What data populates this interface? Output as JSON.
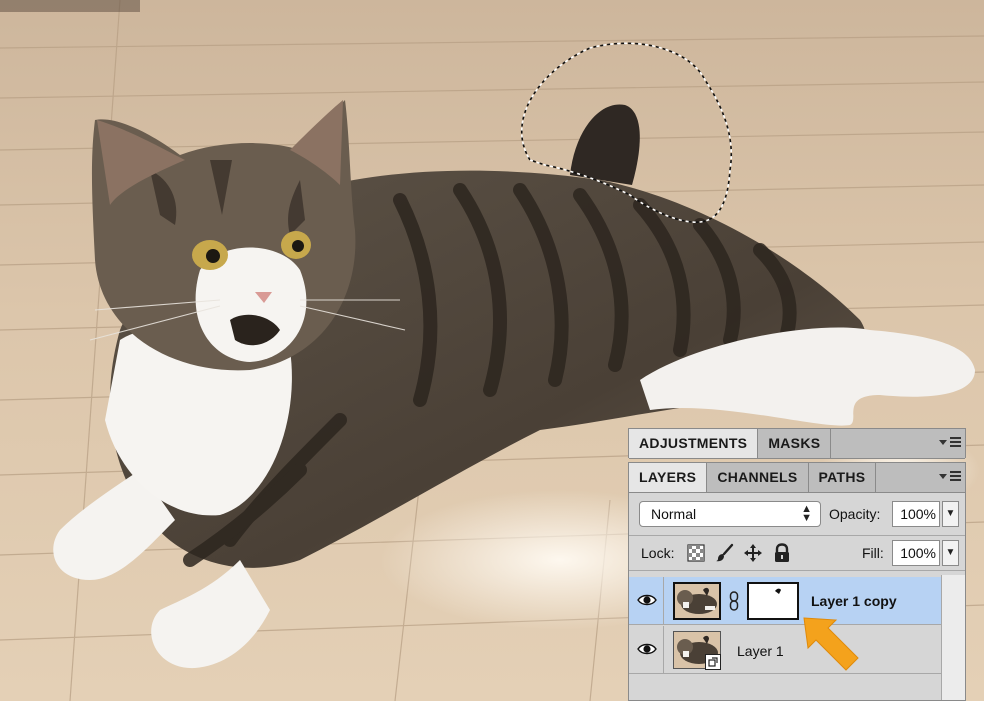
{
  "panels": {
    "top_tabs": [
      "ADJUSTMENTS",
      "MASKS"
    ],
    "layer_tabs": [
      "LAYERS",
      "CHANNELS",
      "PATHS"
    ]
  },
  "blend_mode": "Normal",
  "opacity": {
    "label": "Opacity:",
    "value": "100%"
  },
  "lock": {
    "label": "Lock:"
  },
  "fill": {
    "label": "Fill:",
    "value": "100%"
  },
  "layers": [
    {
      "name": "Layer 1 copy",
      "selected": true,
      "visible": true,
      "has_mask": true
    },
    {
      "name": "Layer 1",
      "selected": false,
      "visible": true,
      "has_mask": false
    }
  ],
  "colors": {
    "selection_highlight": "#b7d2f3",
    "callout_arrow": "#f4a21c",
    "panel_bg": "#d6d6d6"
  }
}
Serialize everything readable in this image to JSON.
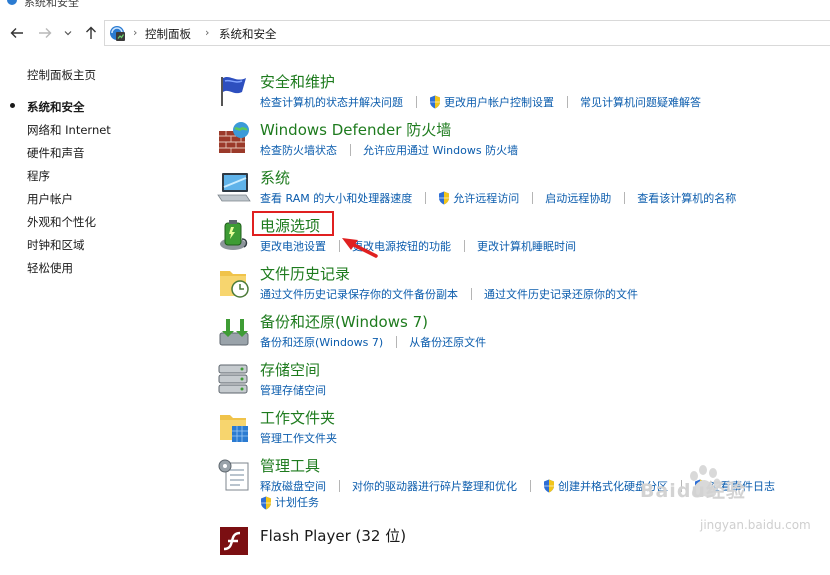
{
  "window": {
    "title": "系统和安全"
  },
  "address": {
    "crumbs": [
      "控制面板",
      "系统和安全"
    ]
  },
  "sidebar": {
    "items": [
      {
        "label": "控制面板主页"
      },
      {
        "label": "系统和安全",
        "active": true
      },
      {
        "label": "网络和 Internet"
      },
      {
        "label": "硬件和声音"
      },
      {
        "label": "程序"
      },
      {
        "label": "用户帐户"
      },
      {
        "label": "外观和个性化"
      },
      {
        "label": "时钟和区域"
      },
      {
        "label": "轻松使用"
      }
    ]
  },
  "categories": [
    {
      "title": "安全和维护",
      "links": [
        "检查计算机的状态并解决问题",
        "更改用户帐户控制设置",
        "常见计算机问题疑难解答"
      ]
    },
    {
      "title": "Windows Defender 防火墙",
      "links": [
        "检查防火墙状态",
        "允许应用通过 Windows 防火墙"
      ]
    },
    {
      "title": "系统",
      "links": [
        "查看 RAM 的大小和处理器速度",
        "允许远程访问",
        "启动远程协助",
        "查看该计算机的名称"
      ]
    },
    {
      "title": "电源选项",
      "links": [
        "更改电池设置",
        "更改电源按钮的功能",
        "更改计算机睡眠时间"
      ]
    },
    {
      "title": "文件历史记录",
      "links": [
        "通过文件历史记录保存你的文件备份副本",
        "通过文件历史记录还原你的文件"
      ]
    },
    {
      "title": "备份和还原(Windows 7)",
      "links": [
        "备份和还原(Windows 7)",
        "从备份还原文件"
      ]
    },
    {
      "title": "存储空间",
      "links": [
        "管理存储空间"
      ]
    },
    {
      "title": "工作文件夹",
      "links": [
        "管理工作文件夹"
      ]
    },
    {
      "title": "管理工具",
      "links": [
        "释放磁盘空间",
        "对你的驱动器进行碎片整理和优化",
        "创建并格式化硬盘分区",
        "查看事件日志",
        "计划任务"
      ]
    },
    {
      "title": "Flash Player (32 位)",
      "links": []
    }
  ],
  "watermark": {
    "text": "Baidu经验",
    "url": "jingyan.baidu.com"
  },
  "colors": {
    "category_title": "#1e7b1e",
    "link": "#0b5cad",
    "highlight": "#e02020"
  }
}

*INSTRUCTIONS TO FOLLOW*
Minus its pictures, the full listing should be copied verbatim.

*RESPONSE BELOW*
What data populates this interface? Output as JSON.
{
  "panels": {
    "top_tabs": [
      "ADJUSTMENTS",
      "MASKS"
    ],
    "layer_tabs": [
      "LAYERS",
      "CHANNELS",
      "PATHS"
    ]
  },
  "blend_mode": "Normal",
  "opacity": {
    "label": "Opacity:",
    "value": "100%"
  },
  "lock": {
    "label": "Lock:"
  },
  "fill": {
    "label": "Fill:",
    "value": "100%"
  },
  "layers": [
    {
      "name": "Layer 1 copy",
      "selected": true,
      "visible": true,
      "has_mask": true
    },
    {
      "name": "Layer 1",
      "selected": false,
      "visible": true,
      "has_mask": false
    }
  ],
  "colors": {
    "selection_highlight": "#b7d2f3",
    "callout_arrow": "#f4a21c",
    "panel_bg": "#d6d6d6"
  }
}
Serialize everything readable in this image to JSON.
{
  "window": {
    "title": "系统和安全"
  },
  "address": {
    "crumbs": [
      "控制面板",
      "系统和安全"
    ]
  },
  "sidebar": {
    "items": [
      {
        "label": "控制面板主页"
      },
      {
        "label": "系统和安全",
        "active": true
      },
      {
        "label": "网络和 Internet"
      },
      {
        "label": "硬件和声音"
      },
      {
        "label": "程序"
      },
      {
        "label": "用户帐户"
      },
      {
        "label": "外观和个性化"
      },
      {
        "label": "时钟和区域"
      },
      {
        "label": "轻松使用"
      }
    ]
  },
  "categories": [
    {
      "title": "安全和维护",
      "links": [
        "检查计算机的状态并解决问题",
        "更改用户帐户控制设置",
        "常见计算机问题疑难解答"
      ]
    },
    {
      "title": "Windows Defender 防火墙",
      "links": [
        "检查防火墙状态",
        "允许应用通过 Windows 防火墙"
      ]
    },
    {
      "title": "系统",
      "links": [
        "查看 RAM 的大小和处理器速度",
        "允许远程访问",
        "启动远程协助",
        "查看该计算机的名称"
      ]
    },
    {
      "title": "电源选项",
      "links": [
        "更改电池设置",
        "更改电源按钮的功能",
        "更改计算机睡眠时间"
      ]
    },
    {
      "title": "文件历史记录",
      "links": [
        "通过文件历史记录保存你的文件备份副本",
        "通过文件历史记录还原你的文件"
      ]
    },
    {
      "title": "备份和还原(Windows 7)",
      "links": [
        "备份和还原(Windows 7)",
        "从备份还原文件"
      ]
    },
    {
      "title": "存储空间",
      "links": [
        "管理存储空间"
      ]
    },
    {
      "title": "工作文件夹",
      "links": [
        "管理工作文件夹"
      ]
    },
    {
      "title": "管理工具",
      "links": [
        "释放磁盘空间",
        "对你的驱动器进行碎片整理和优化",
        "创建并格式化硬盘分区",
        "查看事件日志",
        "计划任务"
      ]
    },
    {
      "title": "Flash Player (32 位)",
      "links": []
    }
  ],
  "watermark": {
    "text": "Baidu经验",
    "url": "jingyan.baidu.com"
  },
  "colors": {
    "category_title": "#1e7b1e",
    "link": "#0b5cad",
    "highlight": "#e02020"
  }
}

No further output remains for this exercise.